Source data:

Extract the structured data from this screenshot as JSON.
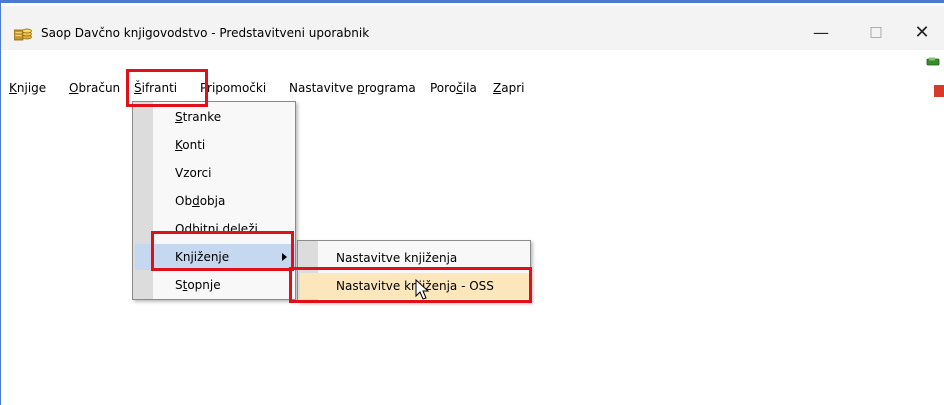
{
  "window": {
    "title": "Saop Davčno knjigovodstvo - Predstavitveni uporabnik",
    "controls": {
      "minimize": "—",
      "maximize": "□",
      "close": "✕"
    }
  },
  "menubar": {
    "items": [
      {
        "label": "Knjige",
        "mnemonic": "K"
      },
      {
        "label": "Obračun",
        "mnemonic": "O"
      },
      {
        "label": "Šifranti",
        "mnemonic": "Š"
      },
      {
        "label": "Pripomočki",
        "mnemonic": "P"
      },
      {
        "label": "Nastavitve programa",
        "mnemonic": "p"
      },
      {
        "label": "Poročila",
        "mnemonic": "č"
      },
      {
        "label": "Zapri",
        "mnemonic": "Z"
      }
    ]
  },
  "sifranti_menu": {
    "items": [
      {
        "label": "Stranke",
        "mnemonic": "S"
      },
      {
        "label": "Konti",
        "mnemonic": "K"
      },
      {
        "label": "Vzorci",
        "mnemonic": ""
      },
      {
        "label": "Obdobja",
        "mnemonic": "d"
      },
      {
        "label": "Odbitni deleži",
        "mnemonic": ""
      },
      {
        "label": "Knjiženje",
        "mnemonic": "",
        "has_submenu": true,
        "highlighted": true
      },
      {
        "label": "Stopnje",
        "mnemonic": "t"
      }
    ]
  },
  "knjizenje_submenu": {
    "items": [
      {
        "label": "Nastavitve knjiženja"
      },
      {
        "label": "Nastavitve knjiženja - OSS",
        "hovered": true
      }
    ]
  },
  "colors": {
    "highlight": "#c5d8f0",
    "hover": "#fce7bd",
    "annotation_red": "#e0101a"
  },
  "icons": {
    "app": "ledger-coins-icon",
    "cursor": "arrow-cursor-icon"
  }
}
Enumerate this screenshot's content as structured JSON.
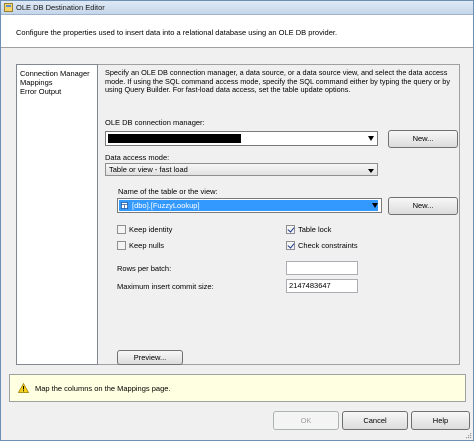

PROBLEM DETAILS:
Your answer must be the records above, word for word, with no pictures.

TASK RESULT:
Extract the structured data from this screenshot as JSON.
{
  "window": {
    "title": "Saop Davčno knjigovodstvo - Predstavitveni uporabnik",
    "controls": {
      "minimize": "—",
      "maximize": "□",
      "close": "✕"
    }
  },
  "menubar": {
    "items": [
      {
        "label": "Knjige",
        "mnemonic": "K"
      },
      {
        "label": "Obračun",
        "mnemonic": "O"
      },
      {
        "label": "Šifranti",
        "mnemonic": "Š"
      },
      {
        "label": "Pripomočki",
        "mnemonic": "P"
      },
      {
        "label": "Nastavitve programa",
        "mnemonic": "p"
      },
      {
        "label": "Poročila",
        "mnemonic": "č"
      },
      {
        "label": "Zapri",
        "mnemonic": "Z"
      }
    ]
  },
  "sifranti_menu": {
    "items": [
      {
        "label": "Stranke",
        "mnemonic": "S"
      },
      {
        "label": "Konti",
        "mnemonic": "K"
      },
      {
        "label": "Vzorci",
        "mnemonic": ""
      },
      {
        "label": "Obdobja",
        "mnemonic": "d"
      },
      {
        "label": "Odbitni deleži",
        "mnemonic": ""
      },
      {
        "label": "Knjiženje",
        "mnemonic": "",
        "has_submenu": true,
        "highlighted": true
      },
      {
        "label": "Stopnje",
        "mnemonic": "t"
      }
    ]
  },
  "knjizenje_submenu": {
    "items": [
      {
        "label": "Nastavitve knjiženja"
      },
      {
        "label": "Nastavitve knjiženja - OSS",
        "hovered": true
      }
    ]
  },
  "colors": {
    "highlight": "#c5d8f0",
    "hover": "#fce7bd",
    "annotation_red": "#e0101a"
  },
  "icons": {
    "app": "ledger-coins-icon",
    "cursor": "arrow-cursor-icon"
  }
}
Enumerate this screenshot's content as structured JSON.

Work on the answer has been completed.